I received an email from a Freo resident last week who lives in the East End near Clancy’s Fish Pub and boy, it made me sad.
The person who emailed me was a relative newcomer to Freo, having recently bought in the East End and moved in with their young family. However, anti-social behaviour has meant that they now regularly resort to taking taxis home from the Cappuccino Strip at night.
“The danger/interactions we’ve faced…really limits our night time enjoyment of what we expected for city living in Freo.” The email said. “After having lived within larger cities that did not have a negative/dead zone like this I feel like we've ended up in a nice building on the forgotten side of Freo.”
The email continues. “The park near us often hosts semi-nude arguments and drunkenness that limits my ability to take our young child out on walks. It’s frustrating to say the least.”
The best place in the world?
Like all Freo-philes, I want new people to love this place, to think it’s one of the best they’ve ever visited. Faced with someone who’s never visited, I immediately start gushing about Freo’s virtues in a way that my wife says makes me sound like I’m recruiting for a cult, or an Amway salesman. But I can’t help it.
That’s why when I hear something like this, something that makes me lift up the rose-coloured glasses for a moment, it makes me really sad that things have deteriorated to this extent. I might admit, amongst the safety of fellow Freo-philes, that there are some problems we should probably do something about, but it’s a bit like pointing out flaws in a family member – it’s ok for you to do it, ok in fact for you to really go to town sometimes, but when outsiders say something and you recognise that yes, it’s true… it can be a little bit heartbreaking.
And I know what this person said is true, because I’ve experienced it myself. I’ve probably even passed that family on the odd occasions I do walk up to the eastern point of Cantonment Street, but I’ve never even nodded a hello because we’re all doing the ‘East End shuffle’ – you know, that special “I hope that the drunks don't notice me and single me out for abuse" walk.
What’s being done, and why isn’t it working?
As I mentioned in an earlier post, I’ve let Council know of specific incidents of anti-social behaviour that I’ve witnessed, and the responses I’ve received have been vague and unsatisfactory – they’ve talked about how they’re trying to solve anti-social behaviour as a whole with working groups, and how difficult it is, how it will be a long process, etc.
To me, this is a poor excuse for delay. I believe there are some problems that the City can fix, and some they can’t – and that this is one that they can.
I think it’s a disgrace that the park next to Clancy’s has basically been sacrificed to the anti-social element without the City taking some action.
I feel like our East End of town is being used as a dumping ground by the City for the type of people and behaviour they don’t want to have in the tourist precinct.
The grand plan for the East End
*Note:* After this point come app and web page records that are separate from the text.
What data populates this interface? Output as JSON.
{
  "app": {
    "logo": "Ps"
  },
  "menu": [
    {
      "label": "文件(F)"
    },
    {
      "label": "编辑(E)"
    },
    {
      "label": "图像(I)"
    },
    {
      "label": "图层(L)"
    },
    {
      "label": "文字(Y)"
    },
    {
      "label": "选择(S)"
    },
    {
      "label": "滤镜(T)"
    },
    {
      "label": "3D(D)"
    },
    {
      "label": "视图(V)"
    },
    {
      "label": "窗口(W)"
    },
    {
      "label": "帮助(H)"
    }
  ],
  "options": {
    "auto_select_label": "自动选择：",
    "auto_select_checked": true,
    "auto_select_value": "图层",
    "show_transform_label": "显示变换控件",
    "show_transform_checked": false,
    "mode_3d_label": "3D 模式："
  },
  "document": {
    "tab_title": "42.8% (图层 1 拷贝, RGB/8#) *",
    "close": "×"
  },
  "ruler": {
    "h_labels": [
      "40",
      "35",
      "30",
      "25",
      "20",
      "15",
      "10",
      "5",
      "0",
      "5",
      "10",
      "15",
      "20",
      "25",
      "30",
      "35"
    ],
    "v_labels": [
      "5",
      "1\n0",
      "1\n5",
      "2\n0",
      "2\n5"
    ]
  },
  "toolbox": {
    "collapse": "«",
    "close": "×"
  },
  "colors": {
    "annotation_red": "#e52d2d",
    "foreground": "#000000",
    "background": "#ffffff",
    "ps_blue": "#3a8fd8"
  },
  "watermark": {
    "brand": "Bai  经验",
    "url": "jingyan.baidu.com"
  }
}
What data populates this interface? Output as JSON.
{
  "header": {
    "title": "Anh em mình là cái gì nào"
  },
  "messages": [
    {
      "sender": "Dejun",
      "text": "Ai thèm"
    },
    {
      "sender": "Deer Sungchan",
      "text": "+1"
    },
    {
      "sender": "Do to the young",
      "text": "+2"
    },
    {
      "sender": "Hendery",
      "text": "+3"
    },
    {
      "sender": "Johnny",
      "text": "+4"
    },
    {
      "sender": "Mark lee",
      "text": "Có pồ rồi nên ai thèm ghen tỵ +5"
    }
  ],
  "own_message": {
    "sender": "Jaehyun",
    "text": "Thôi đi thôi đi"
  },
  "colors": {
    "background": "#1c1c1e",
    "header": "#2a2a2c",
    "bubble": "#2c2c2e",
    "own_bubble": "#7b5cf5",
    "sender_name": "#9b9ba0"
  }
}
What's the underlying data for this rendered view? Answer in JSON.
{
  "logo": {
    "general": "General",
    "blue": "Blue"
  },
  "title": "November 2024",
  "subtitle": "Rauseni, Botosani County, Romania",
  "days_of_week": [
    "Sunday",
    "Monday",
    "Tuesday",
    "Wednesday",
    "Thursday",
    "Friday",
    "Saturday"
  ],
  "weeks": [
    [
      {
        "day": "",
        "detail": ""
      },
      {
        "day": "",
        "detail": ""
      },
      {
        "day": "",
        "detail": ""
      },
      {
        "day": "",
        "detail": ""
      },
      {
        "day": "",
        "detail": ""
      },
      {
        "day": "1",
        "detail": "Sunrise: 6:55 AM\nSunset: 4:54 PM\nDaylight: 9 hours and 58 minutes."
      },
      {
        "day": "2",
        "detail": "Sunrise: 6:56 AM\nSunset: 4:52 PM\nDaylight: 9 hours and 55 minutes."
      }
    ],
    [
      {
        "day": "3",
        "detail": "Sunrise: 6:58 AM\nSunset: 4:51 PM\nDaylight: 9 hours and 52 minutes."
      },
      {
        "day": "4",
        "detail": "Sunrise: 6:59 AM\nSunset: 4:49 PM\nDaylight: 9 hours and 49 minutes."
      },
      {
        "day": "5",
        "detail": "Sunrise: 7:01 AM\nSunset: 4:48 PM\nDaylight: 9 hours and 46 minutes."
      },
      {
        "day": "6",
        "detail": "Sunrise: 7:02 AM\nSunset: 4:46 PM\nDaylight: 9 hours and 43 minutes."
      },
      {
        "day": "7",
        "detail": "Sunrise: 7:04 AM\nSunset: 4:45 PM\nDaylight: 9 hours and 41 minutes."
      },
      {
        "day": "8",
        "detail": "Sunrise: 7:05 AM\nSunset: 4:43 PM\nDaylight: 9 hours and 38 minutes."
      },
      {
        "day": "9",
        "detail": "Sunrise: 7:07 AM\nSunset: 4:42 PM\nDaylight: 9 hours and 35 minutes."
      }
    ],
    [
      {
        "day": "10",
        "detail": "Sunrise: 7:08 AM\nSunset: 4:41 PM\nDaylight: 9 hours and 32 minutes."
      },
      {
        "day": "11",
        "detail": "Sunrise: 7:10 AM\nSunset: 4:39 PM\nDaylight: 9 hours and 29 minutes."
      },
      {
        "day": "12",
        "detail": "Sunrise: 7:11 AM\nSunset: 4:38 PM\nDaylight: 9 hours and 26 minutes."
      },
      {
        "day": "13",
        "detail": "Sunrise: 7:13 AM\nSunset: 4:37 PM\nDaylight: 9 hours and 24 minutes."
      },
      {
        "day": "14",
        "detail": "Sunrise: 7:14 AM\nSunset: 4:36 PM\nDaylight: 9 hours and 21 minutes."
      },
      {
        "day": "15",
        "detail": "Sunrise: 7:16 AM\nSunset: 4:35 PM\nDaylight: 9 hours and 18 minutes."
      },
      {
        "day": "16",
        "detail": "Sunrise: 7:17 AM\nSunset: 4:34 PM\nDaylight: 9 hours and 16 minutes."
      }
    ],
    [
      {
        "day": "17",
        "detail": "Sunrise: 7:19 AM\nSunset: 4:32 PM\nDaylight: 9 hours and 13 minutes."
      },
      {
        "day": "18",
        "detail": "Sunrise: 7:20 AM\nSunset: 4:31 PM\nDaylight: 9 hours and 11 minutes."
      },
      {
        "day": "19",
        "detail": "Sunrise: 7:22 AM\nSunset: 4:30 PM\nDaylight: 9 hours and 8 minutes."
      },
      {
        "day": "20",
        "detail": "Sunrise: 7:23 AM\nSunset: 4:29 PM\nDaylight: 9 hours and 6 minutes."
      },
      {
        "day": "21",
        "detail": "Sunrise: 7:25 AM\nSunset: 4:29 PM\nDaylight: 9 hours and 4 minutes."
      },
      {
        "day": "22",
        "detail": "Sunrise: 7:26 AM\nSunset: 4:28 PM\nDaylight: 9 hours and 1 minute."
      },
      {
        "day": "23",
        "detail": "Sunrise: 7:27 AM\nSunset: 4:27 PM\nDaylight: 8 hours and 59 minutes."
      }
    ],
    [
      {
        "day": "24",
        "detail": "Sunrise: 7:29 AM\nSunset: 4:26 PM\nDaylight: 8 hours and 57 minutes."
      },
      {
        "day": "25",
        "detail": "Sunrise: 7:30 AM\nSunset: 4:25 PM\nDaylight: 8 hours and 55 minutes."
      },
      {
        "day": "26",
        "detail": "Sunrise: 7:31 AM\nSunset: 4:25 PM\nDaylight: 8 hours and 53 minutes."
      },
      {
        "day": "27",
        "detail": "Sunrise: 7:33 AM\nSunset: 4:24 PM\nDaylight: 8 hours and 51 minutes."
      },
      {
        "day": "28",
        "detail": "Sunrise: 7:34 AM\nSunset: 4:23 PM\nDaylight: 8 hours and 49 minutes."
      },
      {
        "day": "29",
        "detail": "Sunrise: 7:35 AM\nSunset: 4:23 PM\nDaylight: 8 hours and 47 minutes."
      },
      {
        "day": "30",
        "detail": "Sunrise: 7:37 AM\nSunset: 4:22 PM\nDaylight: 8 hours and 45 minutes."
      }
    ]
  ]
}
The City is promising that great things will happen to the East End as a result of the Economic Development Strategy, in, say, ten or fifteen years time - but I’ve been left wondering about what's going to happen in the meantime before this occurs? Until that time, one can only assume they're prepared to let the East End continue as it is now: a dangerous, unsightly place for the least, the last and the lost.
To say I'm not happy with this doesn't begin to cover my feelings on the subject. It's reprehensible that a family new to Freo should be compelled to take taxis for a distance of 200 metres because the City quite simply is ignoring its responsibility to East End residents and traders.
Surely we all deserve better than that.
What can – what must – we do?
One of the best options available to the City to stop anti-social behaviour in the park is by reclaiming the space with some basic place making strategies to get activity happening in that area again. It’s not rocket science:
- The City should look at introducing regular events into the space – off the top of my head, things like community barbeques, bouncy castles, open air movies during the summer. A lot of families already visit Clancy’s, especially on the weekends, and I’m sure they’d be the first to join in with activities in the park.
- In the medium term, the space should be improved with some better infrastructure – a community garden, some play equipment, maybe even a really great skate park, seeing as the area's already popular for that.
- The City should also be simultaneously working with the police to send a clear message that it’s not ok to get drunk and behave in an anti-social manner in that park.
- Doing something about the derelict building opposite would also be a positive. Having those kind of empty, vandalised structures in an area is one of the quickest ways to create a dead zone.
It would make my day if, in a year's time, I take my daughter for a play in the park next to Clancy's and we get chatting with another young family who live across the road - because the eastern end of Cantonment Street is no longer a place where you have to avoid meeting anyone's eye.